TMD report on the use of 3D scanning techniques and RP in prosthetic design and fabrication.
Traditionally, making a prosthetic ear involves making a plaster casting of the good ear, and using that as a pattern for hand sculpting a mirror image for the opposite ear, which will be the pattern for the new ear. Now anaplastologists can send the plaster casting directly to DDI, who then scans it, mirrors the design digitally, and sends the file to be rapid prototyped. The new ear arrives within days, saving the anaplastologist a half day to a whole day of effort, which can be focused on higher value activity.
This helps in reducing costs, waiting times and offers greater accuracy.
August 13, 2011
Lucy McRae works with Harvard biologist Sheref Mansy to create Swallowable Parfum.

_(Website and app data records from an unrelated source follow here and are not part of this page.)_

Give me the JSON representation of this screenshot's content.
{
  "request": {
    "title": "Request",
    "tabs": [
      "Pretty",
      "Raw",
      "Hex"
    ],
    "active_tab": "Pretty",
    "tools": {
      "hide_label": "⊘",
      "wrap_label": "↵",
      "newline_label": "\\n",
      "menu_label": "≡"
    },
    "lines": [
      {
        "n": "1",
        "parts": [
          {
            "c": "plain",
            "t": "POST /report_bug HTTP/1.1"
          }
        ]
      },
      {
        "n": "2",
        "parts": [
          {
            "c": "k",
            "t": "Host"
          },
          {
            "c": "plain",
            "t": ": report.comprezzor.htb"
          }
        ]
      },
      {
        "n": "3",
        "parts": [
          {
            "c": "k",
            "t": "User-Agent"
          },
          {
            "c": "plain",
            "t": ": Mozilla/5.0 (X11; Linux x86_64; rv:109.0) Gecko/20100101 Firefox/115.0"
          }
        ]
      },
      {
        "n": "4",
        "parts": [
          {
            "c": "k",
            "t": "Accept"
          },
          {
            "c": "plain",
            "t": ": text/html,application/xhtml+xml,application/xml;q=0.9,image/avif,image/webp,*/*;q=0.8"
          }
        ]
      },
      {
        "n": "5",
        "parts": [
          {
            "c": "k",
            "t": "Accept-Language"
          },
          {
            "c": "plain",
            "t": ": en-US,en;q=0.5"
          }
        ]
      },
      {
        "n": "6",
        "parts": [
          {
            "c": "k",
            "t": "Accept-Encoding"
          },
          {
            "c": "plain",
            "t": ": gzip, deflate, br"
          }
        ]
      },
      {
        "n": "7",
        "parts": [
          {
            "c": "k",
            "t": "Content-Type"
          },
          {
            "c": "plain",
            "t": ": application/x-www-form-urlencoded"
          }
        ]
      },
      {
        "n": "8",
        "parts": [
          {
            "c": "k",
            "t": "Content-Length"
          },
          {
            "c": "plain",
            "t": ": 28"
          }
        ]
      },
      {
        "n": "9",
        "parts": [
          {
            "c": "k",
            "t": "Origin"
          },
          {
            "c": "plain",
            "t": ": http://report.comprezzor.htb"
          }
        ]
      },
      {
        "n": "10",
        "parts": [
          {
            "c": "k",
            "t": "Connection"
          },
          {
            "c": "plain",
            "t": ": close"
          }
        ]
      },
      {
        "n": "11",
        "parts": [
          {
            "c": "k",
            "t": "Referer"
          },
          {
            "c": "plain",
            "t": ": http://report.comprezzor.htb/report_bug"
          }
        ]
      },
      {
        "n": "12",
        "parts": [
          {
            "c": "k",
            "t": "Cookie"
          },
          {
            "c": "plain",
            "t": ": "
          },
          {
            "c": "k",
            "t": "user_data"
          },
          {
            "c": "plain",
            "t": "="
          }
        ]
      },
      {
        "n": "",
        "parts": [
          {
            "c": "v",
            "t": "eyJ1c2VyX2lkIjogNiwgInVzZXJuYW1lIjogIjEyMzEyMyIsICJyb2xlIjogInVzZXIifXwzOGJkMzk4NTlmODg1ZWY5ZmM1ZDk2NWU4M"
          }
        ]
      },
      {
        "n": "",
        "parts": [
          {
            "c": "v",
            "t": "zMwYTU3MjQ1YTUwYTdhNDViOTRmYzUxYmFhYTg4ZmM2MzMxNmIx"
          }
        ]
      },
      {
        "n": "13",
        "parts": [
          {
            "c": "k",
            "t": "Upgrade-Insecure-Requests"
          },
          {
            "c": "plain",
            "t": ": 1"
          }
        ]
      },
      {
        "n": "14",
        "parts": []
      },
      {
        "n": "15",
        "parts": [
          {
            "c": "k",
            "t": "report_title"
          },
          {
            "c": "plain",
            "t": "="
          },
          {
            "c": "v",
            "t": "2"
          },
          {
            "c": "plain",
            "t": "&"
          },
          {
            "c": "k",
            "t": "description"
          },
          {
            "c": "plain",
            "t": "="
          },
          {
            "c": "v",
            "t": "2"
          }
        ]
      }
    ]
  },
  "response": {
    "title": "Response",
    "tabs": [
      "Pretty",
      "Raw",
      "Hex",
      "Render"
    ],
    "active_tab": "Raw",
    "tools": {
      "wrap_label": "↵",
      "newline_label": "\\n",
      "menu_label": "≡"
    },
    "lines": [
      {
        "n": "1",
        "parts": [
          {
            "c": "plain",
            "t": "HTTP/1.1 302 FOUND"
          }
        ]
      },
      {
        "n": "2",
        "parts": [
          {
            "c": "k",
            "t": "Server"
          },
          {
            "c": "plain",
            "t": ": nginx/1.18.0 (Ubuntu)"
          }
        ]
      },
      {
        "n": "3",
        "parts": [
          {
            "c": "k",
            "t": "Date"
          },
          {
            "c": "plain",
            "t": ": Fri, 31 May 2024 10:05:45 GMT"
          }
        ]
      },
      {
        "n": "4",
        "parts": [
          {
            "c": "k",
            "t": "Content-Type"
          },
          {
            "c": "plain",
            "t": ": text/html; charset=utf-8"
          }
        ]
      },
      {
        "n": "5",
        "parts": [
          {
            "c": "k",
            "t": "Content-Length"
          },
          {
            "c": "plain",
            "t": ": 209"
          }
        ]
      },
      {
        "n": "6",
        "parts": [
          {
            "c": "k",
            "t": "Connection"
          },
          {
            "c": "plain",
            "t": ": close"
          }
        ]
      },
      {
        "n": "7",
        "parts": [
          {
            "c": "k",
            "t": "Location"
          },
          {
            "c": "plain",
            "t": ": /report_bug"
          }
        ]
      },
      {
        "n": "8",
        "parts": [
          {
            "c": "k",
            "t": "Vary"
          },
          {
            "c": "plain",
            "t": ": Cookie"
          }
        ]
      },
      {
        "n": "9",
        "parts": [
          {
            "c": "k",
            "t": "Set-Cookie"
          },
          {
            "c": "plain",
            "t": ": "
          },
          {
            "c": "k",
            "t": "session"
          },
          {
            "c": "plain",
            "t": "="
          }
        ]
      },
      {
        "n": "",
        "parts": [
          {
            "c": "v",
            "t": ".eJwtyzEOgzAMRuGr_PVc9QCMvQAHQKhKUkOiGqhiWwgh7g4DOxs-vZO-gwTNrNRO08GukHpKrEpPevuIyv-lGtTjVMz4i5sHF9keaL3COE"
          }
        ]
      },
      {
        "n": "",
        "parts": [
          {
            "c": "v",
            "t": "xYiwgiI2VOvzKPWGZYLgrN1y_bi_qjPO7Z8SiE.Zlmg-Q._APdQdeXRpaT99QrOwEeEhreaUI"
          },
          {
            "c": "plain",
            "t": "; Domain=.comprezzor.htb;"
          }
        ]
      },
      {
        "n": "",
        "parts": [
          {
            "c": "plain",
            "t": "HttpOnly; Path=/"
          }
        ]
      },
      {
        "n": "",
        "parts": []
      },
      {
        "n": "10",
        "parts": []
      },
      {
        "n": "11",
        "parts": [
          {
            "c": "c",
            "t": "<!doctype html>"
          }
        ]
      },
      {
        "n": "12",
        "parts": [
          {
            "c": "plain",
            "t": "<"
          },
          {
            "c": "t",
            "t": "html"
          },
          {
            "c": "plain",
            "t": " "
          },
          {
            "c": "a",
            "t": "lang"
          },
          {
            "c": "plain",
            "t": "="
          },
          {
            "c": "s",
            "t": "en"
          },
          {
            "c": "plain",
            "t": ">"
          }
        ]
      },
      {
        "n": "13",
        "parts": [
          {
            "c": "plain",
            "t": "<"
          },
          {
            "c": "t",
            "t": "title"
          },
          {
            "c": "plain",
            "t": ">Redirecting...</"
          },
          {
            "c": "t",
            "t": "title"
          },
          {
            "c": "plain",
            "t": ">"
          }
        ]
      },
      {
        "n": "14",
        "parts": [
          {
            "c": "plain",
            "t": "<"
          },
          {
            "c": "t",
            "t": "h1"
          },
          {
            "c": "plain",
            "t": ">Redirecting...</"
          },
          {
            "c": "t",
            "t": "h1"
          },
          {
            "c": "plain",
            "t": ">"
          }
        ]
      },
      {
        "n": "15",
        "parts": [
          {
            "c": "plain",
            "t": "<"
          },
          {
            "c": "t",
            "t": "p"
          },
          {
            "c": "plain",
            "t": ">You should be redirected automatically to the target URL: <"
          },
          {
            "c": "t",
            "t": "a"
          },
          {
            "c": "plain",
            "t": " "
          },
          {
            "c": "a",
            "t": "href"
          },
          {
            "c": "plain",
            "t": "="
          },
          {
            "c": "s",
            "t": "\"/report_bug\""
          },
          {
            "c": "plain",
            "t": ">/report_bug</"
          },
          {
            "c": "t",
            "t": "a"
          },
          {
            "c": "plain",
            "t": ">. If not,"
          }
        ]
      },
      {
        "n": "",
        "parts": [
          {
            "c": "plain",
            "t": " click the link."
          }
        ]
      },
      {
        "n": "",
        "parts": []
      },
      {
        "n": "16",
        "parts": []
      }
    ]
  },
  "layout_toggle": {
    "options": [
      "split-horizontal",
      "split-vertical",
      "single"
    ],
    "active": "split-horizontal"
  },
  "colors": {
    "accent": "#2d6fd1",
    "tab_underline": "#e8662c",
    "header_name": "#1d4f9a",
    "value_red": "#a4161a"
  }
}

On swallowing a digestible capsule, your skin then excretes fragrance molecules during perspiration, becoming a ‘biologically enhanced second skin’.
Lucy McRae has explored these boundaries of skin, fashion and tech-science.
She has previously worked with Bart Hess, together working with the themes of prosthesis, body and fashion
August 11, 2011
It has been some time since I looked at Leah Heiss’s work. Its great to see the number of different projects she has now developed, using a collaborative process. The outcomes are therapeutic jewellery and electronic garments through to large scale installations. Her practice falls in the fields of art, design and science, and she is interested in smart materials.
a swallowable device that detects gas fluctuations within the body (methane, carbon dioxide etc.) that may be an indicator of undiagnosed disease
Neckpiece + ring for administering insulin through the skin
Shape Change Jewellery
Jewellery that changes shape at body temperature
Ether Beat Garments
Garments which sense, process, transmit and receive the ECG wavelength to facilitate remote empathy
Images from elasticfield.com
the potential for using this innovative material has wide implications. It can be used directly with the body or can be incorporated into clothing (and therefore jewellery?)
Devised by mc10 in Cambridge Massachusetts, this product and others are based on research by Illinois materials scientist John Rogers.
“The real leading edge in the research, and its societal importance, exists where we can address problems in human health,” he said.
“The most compelling opportunities are with the human body,” he told TPM. “But you can imagine other things, too. Great things.”
Rogers’ research has already made a splash in hospitals. His work has led to electronic sensors than can wrap around a balloon catheter to monitor vital stats during an angioplasty operation and a strip sensor that sticks to the heart’s outer tissue layer in order to monitor arrythmias.
TPM also comments that
‘mc10 is joined by other institutions working with bendable electronics, like Takao Someya at the University of Tokyo, and Stephanie Lacour at the Ecole Polytechnique Federale de Lausanne. Lacour worked with Nokia to make a prototype stretchable electronic sensor designed to wrap around prosthetic limbs.’
July 12, 2011
Another gadget which explores ways of changing lifestyle and in so doing imrpoves the health of the wearer. This one uses social media and feeds into the collect and swop concepts of childrens games, with tradable straps and badges that can be collected.
So in reaction to the recession there is the suggestion of the trend of ‘natural constructed’. I wonder if this will influence artefacts worn on the body?
‘It may seem obvious that ‘natural’ means
untouched, unadulterated and pure. But the state of being and looking
natural has become so desirable that people are increasingly going out
of their way to create it and achieve it. We call that ‘natural